If we pick up the concept proposed by Isaiah Berlin, himself a liberal who advised both UK and USA neoliberal governments, we have it that he divides freedom (or liberty) into two “variants”: negative (or freedom from) and positive (or freedom to) freedoms. As an example, I enjoy of negative freedom when no law prevents from buying a Ferrari per month, but I lack the positive freedom of being able to do it. Needless to point out that negative freedom is associated to neoliberalism and positive freedom to scientific socialism.

So, when the honourable public servant claims that both wannabe tenant and owner freely negotiate the contract, he is proposing the negative variant of freedom.
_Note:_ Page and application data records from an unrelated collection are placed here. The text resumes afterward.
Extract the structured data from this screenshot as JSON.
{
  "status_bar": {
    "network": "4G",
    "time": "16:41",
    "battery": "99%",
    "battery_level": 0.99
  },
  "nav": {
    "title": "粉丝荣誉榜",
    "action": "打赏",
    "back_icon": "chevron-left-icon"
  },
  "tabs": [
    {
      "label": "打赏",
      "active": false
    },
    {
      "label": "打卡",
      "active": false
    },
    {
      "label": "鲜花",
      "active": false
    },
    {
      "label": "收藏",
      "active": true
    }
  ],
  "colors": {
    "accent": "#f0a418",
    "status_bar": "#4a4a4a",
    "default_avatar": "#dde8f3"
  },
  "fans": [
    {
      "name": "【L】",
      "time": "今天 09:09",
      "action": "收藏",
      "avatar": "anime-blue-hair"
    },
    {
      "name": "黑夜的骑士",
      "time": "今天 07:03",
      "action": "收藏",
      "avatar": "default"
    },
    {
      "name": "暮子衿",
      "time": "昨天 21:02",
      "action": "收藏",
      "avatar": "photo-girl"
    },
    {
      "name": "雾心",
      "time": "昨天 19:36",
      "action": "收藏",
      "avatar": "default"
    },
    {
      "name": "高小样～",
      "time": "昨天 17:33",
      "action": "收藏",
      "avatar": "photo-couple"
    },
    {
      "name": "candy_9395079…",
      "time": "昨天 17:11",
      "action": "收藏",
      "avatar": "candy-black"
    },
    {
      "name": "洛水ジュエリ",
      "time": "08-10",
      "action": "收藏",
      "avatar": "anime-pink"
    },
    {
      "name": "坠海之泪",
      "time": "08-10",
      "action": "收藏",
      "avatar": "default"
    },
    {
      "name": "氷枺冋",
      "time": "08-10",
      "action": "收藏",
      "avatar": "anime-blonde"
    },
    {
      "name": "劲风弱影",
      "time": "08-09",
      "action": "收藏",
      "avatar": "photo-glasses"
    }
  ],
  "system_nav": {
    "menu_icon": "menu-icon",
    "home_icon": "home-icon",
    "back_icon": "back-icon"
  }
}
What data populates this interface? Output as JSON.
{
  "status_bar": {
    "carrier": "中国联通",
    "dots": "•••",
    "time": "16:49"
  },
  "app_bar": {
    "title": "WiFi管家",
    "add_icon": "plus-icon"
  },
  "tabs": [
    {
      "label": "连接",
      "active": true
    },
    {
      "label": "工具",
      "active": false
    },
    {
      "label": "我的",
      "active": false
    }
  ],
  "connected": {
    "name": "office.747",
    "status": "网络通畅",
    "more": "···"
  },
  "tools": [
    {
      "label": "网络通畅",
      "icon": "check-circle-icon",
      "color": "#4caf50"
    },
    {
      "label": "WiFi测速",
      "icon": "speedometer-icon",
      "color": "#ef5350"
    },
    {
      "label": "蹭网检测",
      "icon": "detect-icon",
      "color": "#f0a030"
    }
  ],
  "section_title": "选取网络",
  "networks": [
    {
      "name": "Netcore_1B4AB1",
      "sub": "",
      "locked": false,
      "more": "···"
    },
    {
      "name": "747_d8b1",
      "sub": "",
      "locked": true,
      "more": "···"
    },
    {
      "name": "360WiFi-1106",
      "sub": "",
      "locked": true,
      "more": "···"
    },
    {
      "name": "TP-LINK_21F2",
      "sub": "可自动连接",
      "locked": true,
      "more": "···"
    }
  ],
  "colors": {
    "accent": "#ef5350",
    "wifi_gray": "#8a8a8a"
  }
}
Nothing, objectively, prevents them from negotiating which ever contract they want, none the less, and being that negotiating requires the capability to withdraw from negotiations, the tenant is bound by their unsurpassable need to provide for a roof over their head.

It is true that the owner is also constrained by the need of searching for income to cover for his investment. But those two needs lay in very different levels: if the need for a roof is inherent to the human condition conducting and investment is a choice. Placing both needs at one same level is denying the tissue of society itself – something neoliberalism has no difficulties in doing, one must say.

But the public servant goes on to claim that once the tenant has freely negotiated and signed the rental contract, he is always free to go and appeal to the commission de loyers. Once again, the two freedoms collide and the system whilst providing the negative does not ensure the positive. Once and if the tenant manages to force a reduction in rent the owner will, as recent events have clearly shown, hand over the notice for rental termination.

So, the freedom we are “sold” is an artificial one with near to no real application.

But let us look onto the second assumption, the one that tells us about that magical, or even divine, entity that defines prices: The Market. It so happens that the market does not define any price. It is not like if those working with/under a specific market wake up in the morning to discover the price some neoliberal fairy ascribed to any given product. No, not at all.

What happens is that humans set those prices. And how do they set them? Given the speculative nature of neoliberal capitalism those selling on a market will try to get as much money for a good, or stock of goods, as they possibly can. With this as main goal they will scout buyers trying to discover up to what point prices can be risen. There is no automatic mythological equilibrium point around the value of usage of a good. There is a speculative desire to increase price as much as possible, not letting it drop beneath the value of production to ensure a profit, completely detaching the price of the good from either is production costs or usage value.

John Rawls explains us that only under the veil of ignorance we can make a truthful equalitarian decision. Only when we don’t know how reality elsewhere develops, we can engage into negotiating the price of a good that will know only tow boundaries: value of production, for the owner, and value of usage, for the tenant. This is not, obviously, the case on a market that has been commodified into looking at the abstraction of how many square meters, balcony or not, garage or not. To this we add the countless number of indexes and indicators: increase of work posts, amount of construction credits approved, new homes built, increase of salaries, etc, etc…

The way in which rental prices have increased in Luxembourg from 2010 to 2020, in some cases nearly 10 times as much as inflation, are a clear example that speculation is the only rule guiding in the rental market.

What in fact Mr Mike Mathias is telling us is: we know there are issues, but we cannot but protect the owners as they have capital and tenants don’t. One euro, one vote…